Material supplied>
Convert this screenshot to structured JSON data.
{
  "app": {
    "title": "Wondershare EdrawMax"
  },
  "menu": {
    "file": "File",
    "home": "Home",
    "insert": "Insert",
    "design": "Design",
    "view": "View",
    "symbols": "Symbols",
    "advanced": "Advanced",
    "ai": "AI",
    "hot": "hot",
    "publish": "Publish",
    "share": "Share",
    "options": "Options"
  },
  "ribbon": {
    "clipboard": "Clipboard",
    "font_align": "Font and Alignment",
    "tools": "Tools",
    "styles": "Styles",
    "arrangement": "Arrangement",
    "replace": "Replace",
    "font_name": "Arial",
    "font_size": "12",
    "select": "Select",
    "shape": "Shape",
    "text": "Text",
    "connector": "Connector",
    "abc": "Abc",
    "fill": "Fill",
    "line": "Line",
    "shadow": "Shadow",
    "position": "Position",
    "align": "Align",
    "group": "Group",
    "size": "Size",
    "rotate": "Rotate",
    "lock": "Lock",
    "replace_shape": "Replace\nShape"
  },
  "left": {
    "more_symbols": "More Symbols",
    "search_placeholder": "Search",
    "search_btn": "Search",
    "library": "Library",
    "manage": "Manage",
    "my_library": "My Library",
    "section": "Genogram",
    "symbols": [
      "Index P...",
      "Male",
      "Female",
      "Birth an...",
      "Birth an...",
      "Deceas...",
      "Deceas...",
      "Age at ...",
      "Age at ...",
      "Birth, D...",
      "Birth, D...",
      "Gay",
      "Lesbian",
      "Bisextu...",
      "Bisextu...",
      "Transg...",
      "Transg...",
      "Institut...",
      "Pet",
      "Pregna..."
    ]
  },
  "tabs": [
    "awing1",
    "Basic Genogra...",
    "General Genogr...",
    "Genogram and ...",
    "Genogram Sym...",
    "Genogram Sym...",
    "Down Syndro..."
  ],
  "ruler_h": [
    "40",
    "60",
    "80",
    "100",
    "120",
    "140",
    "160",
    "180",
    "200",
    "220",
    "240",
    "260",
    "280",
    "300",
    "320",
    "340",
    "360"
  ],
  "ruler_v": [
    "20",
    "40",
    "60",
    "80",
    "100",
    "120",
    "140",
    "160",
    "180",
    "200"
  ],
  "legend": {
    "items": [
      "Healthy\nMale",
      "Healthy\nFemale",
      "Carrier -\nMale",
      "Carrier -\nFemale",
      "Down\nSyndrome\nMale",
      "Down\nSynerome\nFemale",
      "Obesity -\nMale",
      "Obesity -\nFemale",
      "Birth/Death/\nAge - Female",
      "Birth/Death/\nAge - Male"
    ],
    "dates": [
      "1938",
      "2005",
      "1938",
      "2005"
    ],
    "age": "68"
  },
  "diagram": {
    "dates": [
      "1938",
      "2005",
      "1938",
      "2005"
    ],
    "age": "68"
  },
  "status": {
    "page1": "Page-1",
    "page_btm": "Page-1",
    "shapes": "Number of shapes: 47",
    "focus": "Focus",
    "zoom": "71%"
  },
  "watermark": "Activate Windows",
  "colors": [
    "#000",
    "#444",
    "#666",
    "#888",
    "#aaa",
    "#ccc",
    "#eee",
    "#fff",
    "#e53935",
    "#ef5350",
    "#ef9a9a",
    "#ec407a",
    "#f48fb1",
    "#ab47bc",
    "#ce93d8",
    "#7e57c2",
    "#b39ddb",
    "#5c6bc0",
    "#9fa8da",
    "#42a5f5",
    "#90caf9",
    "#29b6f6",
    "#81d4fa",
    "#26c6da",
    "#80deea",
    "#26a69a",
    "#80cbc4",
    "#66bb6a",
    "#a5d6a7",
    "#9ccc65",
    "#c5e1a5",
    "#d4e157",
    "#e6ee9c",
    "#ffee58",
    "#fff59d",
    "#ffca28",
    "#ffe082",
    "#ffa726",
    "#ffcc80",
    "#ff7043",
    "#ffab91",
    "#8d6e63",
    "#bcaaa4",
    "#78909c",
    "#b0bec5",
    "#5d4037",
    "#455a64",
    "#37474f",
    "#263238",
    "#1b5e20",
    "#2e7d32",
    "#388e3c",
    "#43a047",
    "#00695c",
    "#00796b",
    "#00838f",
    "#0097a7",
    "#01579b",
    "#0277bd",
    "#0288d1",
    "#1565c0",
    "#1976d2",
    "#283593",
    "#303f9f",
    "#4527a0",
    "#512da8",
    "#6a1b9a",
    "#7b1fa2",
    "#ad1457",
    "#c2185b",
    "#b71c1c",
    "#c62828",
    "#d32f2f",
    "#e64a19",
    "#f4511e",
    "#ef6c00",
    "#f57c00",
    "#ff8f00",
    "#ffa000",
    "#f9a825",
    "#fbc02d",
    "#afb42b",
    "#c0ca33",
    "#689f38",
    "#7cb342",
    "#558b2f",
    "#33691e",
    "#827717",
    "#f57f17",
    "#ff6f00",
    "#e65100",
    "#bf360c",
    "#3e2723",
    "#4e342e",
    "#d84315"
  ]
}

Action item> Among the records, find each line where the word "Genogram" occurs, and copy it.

Written reply>
    "section": "Genogram",
    "Genogram and ...",
    "Genogram Sym...",
    "Genogram Sym...",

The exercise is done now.